Continued from Leso.
The terrain around the compound was a gentle ascension from sea level. But that was the only thing gentle about it. The ground was half sand and mostly coral rocks, with sharp edges that snapped her goat leather sandals apart when she didn’t land her foot too carefully.
Zohra remembered her father laughing at her when she tried to walk barefoot like her stepsisters and ended up with tiny and absolutely painful little cuts. He’d be laughing now too.
She gave up on walking on one sandal in about 15 minutes, and set herself down on a larger calcite rock that half jutted out of a bush. Only then did the flood of chagrin hit her.
It didn’t even make sense, she was here, and supposedly being kept safe from some unseen danger whose existence had only been attested to by the very same person who was keeping her here. Surely she had bigger troubles than rebelling at a stepmom who had once been her playmate.
Well, bully would be more accurate. Faridah had been younger, her older sister being the same age as and best friend to Zohra’s half-sister, Mariamu. But even then Faridah had been comfortable enough of her place in the village to make Zohra feel like an outsider, and a little less normal than everyone else.
Zohra had been sitting on her rock for about a minute when she heard the voices.

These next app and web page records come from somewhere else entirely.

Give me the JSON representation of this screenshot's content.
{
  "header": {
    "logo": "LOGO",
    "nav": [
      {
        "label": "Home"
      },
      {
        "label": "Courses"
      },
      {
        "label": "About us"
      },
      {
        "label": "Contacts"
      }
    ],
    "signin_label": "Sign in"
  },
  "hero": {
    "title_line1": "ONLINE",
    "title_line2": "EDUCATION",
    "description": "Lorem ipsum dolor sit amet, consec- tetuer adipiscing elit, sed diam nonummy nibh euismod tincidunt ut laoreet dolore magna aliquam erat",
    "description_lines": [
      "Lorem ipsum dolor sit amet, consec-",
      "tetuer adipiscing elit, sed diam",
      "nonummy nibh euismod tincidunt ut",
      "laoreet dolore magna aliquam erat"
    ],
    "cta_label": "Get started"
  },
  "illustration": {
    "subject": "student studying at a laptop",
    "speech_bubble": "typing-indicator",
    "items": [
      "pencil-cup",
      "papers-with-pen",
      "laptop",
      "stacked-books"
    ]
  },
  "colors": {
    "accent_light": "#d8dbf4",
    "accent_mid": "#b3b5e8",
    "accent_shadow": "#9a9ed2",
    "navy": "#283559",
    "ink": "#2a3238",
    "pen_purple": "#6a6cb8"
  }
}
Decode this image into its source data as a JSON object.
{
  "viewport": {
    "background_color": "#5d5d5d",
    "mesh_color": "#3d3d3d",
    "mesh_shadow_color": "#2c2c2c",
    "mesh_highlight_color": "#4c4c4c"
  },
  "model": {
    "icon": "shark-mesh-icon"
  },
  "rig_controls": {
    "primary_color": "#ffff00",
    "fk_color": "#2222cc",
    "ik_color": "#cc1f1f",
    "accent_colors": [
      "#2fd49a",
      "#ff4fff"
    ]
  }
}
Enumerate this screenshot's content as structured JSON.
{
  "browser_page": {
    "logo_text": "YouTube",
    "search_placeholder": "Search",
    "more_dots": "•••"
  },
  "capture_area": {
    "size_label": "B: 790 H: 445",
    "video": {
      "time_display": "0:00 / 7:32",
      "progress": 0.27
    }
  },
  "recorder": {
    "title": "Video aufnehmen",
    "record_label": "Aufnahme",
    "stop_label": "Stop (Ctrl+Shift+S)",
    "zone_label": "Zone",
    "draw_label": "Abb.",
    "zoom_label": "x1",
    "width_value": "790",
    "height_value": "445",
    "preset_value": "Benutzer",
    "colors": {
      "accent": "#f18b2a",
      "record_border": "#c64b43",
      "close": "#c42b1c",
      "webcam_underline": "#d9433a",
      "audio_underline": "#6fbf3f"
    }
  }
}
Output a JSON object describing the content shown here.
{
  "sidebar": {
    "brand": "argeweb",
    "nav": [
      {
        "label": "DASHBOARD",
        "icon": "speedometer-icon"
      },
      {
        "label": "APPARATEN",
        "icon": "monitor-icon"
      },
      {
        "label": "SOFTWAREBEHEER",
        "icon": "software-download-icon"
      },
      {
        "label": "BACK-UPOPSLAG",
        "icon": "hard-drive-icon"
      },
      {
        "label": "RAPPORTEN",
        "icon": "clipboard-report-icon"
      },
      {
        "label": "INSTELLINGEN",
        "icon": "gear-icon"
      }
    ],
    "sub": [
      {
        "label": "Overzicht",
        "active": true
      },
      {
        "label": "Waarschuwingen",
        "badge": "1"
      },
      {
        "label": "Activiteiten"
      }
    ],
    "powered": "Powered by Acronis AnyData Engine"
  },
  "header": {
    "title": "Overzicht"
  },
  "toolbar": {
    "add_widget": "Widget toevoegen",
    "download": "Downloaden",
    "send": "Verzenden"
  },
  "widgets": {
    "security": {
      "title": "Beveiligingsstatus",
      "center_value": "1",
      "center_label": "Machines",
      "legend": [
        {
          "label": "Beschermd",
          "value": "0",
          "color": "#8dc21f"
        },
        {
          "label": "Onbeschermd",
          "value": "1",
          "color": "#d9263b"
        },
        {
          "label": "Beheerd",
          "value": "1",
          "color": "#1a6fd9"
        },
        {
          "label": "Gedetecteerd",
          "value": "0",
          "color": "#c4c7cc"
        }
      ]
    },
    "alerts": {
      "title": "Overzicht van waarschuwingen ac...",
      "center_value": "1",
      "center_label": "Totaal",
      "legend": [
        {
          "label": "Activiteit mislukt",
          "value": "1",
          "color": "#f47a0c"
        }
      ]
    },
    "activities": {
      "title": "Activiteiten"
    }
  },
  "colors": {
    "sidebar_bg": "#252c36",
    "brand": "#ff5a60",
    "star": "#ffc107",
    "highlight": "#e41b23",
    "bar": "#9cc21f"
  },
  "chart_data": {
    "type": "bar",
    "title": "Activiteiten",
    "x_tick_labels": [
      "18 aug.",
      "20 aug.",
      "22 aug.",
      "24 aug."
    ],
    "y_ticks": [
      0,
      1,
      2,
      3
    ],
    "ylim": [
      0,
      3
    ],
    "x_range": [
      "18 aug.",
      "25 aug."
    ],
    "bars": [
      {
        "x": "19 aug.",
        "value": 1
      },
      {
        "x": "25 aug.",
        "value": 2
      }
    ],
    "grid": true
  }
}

She couldn’t see them yet, but she knew in not too long the men would emerge from the shrubbery from the direction of the homestead, and soon enough they would be laughing at the ‘yellow-yellow’.
Zohra was about to resign herself to her fate when she heard it. The staccato that she had only heard in movies was amplified as it rolled on the hilly terrain. She was still trying to translate the sound in her mind when something hit the rock she was sitting on with enough force to split a shard that then hit her on the arm.
For a moment she sat there, the sound of the shouting men and even more staccato echoing around her only vaguely registered in her mind. She was mesmerised by the rivulet of warm red that slid slowly down her arm.
She saw the figure rushing in from the corner of her eye, and heard the sharp swearing a moment before she was practically lifted off her seat, and pushed onto the ground behind a shrub.
She struggled to pull out of the near hypnosis as the man she recognised as Musa, one of her father’s men took off his shirt and wrapped it around her arm, all the while saying something to her that she could not comprehend. On the periphery of her mind, the thought danced, that the shirt was not so clean and that Musa did not smell too good.
He sat on his hunches obviously trying to figure out what was going on around them. Then he pulled out his phone and dialled.
When he whispered into the phone, “Boss, the girl has been shot,” she looked at her arm and saw that Musa’s shirt had turned from a dirty white into a fanning crimson red pattern.